RIP Privacy: India, China, US And The World War For Data

As revealed by a slew of whistleblowers, the global surveillance infrastructure and the potential weaponisation of data has created a perverse atmosphere where privacy is just a figment of the imagination

With a ban on Huawei in the US and other parts of the world, and India’s ban on 200+ Chinese apps, countries around the world have taken steps to cut China’s influence on the global tech ecosystem to size

With privacy-ending surveillance on the rise, do we have adequate law to defend our privacy? Does the PDP Bill introduced in the parliament address our concerns, we asked Justice Srikrishna, the man behind the Bill

On the evening of June 29, Twitter came abuzz with news of India biting the bullet and banning 59 Chinese apps, including mega apps such as TikTok, Camscanner, shareIT, Helo, WeChat, Weibo as well as games like Clash of Legends.

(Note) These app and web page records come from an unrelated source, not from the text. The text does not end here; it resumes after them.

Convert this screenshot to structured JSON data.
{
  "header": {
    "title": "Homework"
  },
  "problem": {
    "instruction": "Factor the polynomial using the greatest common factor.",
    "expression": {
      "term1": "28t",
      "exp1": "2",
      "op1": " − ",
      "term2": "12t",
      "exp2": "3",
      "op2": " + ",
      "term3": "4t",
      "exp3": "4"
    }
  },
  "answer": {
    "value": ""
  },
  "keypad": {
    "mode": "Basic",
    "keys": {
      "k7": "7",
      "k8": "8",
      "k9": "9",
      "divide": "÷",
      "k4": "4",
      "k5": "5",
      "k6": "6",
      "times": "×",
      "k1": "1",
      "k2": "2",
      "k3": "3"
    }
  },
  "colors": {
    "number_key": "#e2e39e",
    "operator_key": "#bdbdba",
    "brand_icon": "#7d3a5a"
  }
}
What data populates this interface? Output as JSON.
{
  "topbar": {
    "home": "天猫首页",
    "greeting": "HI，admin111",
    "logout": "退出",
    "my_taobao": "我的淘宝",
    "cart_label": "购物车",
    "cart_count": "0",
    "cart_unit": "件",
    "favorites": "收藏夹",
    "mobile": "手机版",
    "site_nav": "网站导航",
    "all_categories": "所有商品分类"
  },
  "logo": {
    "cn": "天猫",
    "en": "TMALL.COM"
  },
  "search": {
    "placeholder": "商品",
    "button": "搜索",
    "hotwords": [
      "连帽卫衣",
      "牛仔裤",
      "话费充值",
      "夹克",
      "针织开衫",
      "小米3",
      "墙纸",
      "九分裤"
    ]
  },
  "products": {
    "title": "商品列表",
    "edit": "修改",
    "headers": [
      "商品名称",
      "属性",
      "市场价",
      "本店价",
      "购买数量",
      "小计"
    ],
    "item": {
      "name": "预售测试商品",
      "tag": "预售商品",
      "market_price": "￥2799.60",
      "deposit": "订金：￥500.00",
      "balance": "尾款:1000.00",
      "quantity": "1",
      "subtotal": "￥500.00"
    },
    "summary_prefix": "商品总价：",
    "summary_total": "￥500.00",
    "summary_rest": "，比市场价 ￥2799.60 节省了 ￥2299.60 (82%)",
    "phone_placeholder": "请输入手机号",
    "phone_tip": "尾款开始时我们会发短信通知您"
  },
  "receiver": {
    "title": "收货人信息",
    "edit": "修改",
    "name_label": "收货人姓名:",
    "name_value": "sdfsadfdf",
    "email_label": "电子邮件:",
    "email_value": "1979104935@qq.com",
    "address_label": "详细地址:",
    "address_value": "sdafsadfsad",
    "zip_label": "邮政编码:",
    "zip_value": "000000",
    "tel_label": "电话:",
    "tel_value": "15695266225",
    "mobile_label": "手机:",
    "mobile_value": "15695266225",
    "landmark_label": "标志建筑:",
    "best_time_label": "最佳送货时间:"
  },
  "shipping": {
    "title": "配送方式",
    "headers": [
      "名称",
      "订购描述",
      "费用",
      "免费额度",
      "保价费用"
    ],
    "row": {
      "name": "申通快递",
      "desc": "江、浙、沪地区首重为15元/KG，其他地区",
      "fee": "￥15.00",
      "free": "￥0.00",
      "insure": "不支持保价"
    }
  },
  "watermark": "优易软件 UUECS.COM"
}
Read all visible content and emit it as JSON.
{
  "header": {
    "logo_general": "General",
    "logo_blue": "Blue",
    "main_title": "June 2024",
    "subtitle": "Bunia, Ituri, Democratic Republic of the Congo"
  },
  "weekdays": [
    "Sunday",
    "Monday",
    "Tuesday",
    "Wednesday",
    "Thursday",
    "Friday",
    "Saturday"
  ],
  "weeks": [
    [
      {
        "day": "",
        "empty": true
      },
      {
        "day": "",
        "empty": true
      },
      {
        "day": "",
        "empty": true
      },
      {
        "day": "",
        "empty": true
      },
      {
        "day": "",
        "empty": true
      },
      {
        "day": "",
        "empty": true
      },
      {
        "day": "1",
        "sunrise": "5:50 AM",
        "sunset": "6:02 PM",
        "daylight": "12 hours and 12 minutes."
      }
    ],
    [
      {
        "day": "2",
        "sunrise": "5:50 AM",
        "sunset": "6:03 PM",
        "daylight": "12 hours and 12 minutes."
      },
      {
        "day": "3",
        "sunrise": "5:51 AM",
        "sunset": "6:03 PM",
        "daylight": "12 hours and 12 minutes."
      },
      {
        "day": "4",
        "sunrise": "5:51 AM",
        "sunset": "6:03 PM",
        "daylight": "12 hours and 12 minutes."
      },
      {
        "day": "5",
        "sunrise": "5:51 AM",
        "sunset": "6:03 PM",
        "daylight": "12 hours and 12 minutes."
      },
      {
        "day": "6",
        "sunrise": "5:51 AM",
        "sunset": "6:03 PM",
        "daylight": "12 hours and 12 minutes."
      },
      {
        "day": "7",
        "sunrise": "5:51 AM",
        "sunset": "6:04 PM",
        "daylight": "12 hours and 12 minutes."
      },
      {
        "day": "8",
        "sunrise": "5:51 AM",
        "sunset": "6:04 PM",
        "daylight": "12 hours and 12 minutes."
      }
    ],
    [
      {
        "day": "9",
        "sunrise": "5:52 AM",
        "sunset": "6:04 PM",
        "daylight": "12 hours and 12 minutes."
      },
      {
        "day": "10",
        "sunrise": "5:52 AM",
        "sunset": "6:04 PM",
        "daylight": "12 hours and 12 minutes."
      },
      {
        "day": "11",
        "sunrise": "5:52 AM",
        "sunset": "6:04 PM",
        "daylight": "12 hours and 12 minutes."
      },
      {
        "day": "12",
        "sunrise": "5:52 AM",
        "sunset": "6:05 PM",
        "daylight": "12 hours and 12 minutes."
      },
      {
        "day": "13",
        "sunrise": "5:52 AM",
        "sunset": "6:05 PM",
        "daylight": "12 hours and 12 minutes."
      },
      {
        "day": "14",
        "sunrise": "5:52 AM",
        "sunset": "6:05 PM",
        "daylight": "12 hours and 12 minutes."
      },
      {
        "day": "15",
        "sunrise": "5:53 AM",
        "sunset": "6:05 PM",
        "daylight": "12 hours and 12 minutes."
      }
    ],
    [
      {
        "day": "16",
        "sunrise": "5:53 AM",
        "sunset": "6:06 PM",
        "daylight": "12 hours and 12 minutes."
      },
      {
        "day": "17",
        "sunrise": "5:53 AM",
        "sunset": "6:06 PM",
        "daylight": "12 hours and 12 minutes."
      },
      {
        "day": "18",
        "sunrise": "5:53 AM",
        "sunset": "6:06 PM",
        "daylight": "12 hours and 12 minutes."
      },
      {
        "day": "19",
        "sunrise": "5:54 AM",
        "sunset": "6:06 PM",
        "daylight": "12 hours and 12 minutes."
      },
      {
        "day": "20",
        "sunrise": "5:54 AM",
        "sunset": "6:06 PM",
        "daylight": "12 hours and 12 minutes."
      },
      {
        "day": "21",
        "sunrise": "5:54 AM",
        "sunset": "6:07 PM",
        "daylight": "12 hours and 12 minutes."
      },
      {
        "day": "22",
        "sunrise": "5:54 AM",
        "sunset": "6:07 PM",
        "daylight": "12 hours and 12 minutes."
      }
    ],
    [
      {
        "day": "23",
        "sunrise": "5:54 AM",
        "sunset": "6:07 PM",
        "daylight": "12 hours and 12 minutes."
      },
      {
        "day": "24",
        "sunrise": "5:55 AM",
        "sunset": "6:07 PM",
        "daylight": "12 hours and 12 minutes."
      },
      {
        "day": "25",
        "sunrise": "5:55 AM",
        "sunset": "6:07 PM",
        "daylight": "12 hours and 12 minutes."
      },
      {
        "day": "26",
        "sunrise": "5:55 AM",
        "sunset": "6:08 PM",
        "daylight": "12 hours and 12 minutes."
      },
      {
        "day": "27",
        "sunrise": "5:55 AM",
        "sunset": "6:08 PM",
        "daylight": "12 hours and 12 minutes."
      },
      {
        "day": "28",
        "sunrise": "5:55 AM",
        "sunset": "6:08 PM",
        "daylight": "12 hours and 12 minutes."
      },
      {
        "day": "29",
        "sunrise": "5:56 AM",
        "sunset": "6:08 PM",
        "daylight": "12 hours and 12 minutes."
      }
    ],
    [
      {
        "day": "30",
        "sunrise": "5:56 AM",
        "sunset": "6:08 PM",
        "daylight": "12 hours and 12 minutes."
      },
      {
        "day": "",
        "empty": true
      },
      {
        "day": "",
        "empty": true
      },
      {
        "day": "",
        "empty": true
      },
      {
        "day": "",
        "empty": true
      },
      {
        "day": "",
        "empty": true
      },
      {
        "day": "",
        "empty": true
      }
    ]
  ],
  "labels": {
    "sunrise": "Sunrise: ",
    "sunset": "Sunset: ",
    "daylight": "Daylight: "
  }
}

While the government claimed that the decision to ban apps has been taken after considering months of feedback from concerned parties and citizens about data sovereignty, the timing of the ban — coming just weeks after the Chinese army’s incursion into the eastern Ladakh region — makes it a geopolitical.

The government said that the banned Chinese apps posed a “threat to sovereignty and integrity” of the country. A few weeks later, another 47 apps were banned, taking the list now to over 200.

For long, intelligence agencies around the world have accused Chinese tech companies of stealing user data to provide geopolitical advantage to China. And with its move, India joined the league of Western nations such as the US, UK, Canada and others that see China as a threat in the Global Data War.